Anna Parnell honoured with blue plaque in Dublin city centre

Founder of the Ladies' Land League died 110 years to the day

Dublin Lord Mayor Cllr Alison Gilliland unveils a plaque on O’Connell Street in memory of Anna Parnell. Video: Ronan McGreevy

 

After her death by drowning 110 years ago, Anna Parnell has been honoured with a blue plaque in Dublin city centre.

The memorial is located on the Allied Irish Bank wall at the top of O’Connell Street, within sight of the statue and square named after her more illustrious sibling – Charles Stuart Parnell.

The site was the location of the Ladies Land League which was founded by Anna and her sister Fanny in 1881.

There are 35 blue plaques which have been erected in honour of various luminaries in Dublin city centre since the scheme started in 2014. But only four of these memorialise women.

That situation which will have to be corrected, said Lord Mayor of Dublin Cllr Alison Gilliland. She contrasted the attention that historians have given to Charles Stuart Parnell with the neglect of Anna, who was buried in an unmarked grave following her death in Ilfracombe, Devon, on September 20th, 1911, aged 59.

“I am particularly pleased that today we are unveiling a plaque to a woman who has been, for far too long, overshadowed by her brother. Her life and work is not as well remembered as it should be,” she said. “We didn’t hear of Anna in our history book despite the tumultuous events of the 19th century.”

Just seven people attended Anna Parnell’s funeral in 1911. In 2018, her grave was renovated with support from the Department of Heritage.

Could remains be repatriated?

Cllr Gilliland said she hopes to unveil two further plaques to significant women during her year in office.

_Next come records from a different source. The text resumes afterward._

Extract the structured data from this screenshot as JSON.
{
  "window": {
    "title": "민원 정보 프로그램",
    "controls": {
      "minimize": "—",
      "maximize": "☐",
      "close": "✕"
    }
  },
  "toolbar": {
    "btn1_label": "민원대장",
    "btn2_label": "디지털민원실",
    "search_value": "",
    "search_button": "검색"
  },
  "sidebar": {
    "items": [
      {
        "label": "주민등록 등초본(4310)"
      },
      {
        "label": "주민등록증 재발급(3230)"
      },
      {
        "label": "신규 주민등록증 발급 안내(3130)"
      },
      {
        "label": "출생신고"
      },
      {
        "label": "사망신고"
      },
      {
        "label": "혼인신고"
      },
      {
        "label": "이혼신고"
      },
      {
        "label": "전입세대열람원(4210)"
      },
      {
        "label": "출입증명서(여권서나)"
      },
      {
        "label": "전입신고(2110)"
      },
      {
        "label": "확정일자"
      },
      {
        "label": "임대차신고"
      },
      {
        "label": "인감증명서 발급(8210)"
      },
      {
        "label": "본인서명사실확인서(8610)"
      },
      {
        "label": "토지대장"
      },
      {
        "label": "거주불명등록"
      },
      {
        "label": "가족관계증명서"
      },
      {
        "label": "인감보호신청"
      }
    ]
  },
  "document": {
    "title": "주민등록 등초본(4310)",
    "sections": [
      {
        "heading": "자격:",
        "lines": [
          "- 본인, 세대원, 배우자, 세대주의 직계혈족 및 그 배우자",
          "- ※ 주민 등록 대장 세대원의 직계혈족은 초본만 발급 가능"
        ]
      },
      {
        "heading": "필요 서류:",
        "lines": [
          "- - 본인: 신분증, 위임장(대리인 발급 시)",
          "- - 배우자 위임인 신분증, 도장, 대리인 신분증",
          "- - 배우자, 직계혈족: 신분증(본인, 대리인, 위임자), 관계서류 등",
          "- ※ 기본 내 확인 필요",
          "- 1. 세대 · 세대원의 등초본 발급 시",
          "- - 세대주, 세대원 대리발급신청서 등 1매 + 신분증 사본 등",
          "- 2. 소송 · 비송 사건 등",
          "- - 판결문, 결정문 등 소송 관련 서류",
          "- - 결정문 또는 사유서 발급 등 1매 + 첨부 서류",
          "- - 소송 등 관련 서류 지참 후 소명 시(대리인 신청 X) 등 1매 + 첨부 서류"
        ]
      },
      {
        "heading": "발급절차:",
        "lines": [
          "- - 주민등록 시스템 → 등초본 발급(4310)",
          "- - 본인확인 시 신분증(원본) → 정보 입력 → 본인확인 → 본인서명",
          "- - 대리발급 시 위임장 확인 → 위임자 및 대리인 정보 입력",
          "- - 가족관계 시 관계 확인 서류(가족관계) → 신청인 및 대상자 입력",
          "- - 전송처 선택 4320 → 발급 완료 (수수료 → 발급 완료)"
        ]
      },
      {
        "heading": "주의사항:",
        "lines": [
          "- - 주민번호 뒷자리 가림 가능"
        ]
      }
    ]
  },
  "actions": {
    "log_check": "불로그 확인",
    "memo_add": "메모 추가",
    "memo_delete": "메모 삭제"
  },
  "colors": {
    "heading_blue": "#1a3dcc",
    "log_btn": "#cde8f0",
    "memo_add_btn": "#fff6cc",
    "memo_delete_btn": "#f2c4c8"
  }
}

They will be to Kathleen Lynn and Madeleine ffrench-Mullen who founded St Ultan’s children’s hospital and were partners in life.

Academic Margaret Ward and former teacher Lucy Keaveney have suggested that Anna Parnell’s remains be repatriated and buried in Glasnevin Cemetery.

Dr Ward recounted how Parnell was the first woman to lead an organisation of Irish women and that the Ladies Land League stepped into the breach when the male leaders were imprisoned.

There was much scepticism that women could be trusted with Land League affairs. But the men involved “reckoned without the formidable talents of Anna Parnell who was the right woman in the right place and at the right time in Irish history to demonstrate the hitherto untapped capabilities of women”.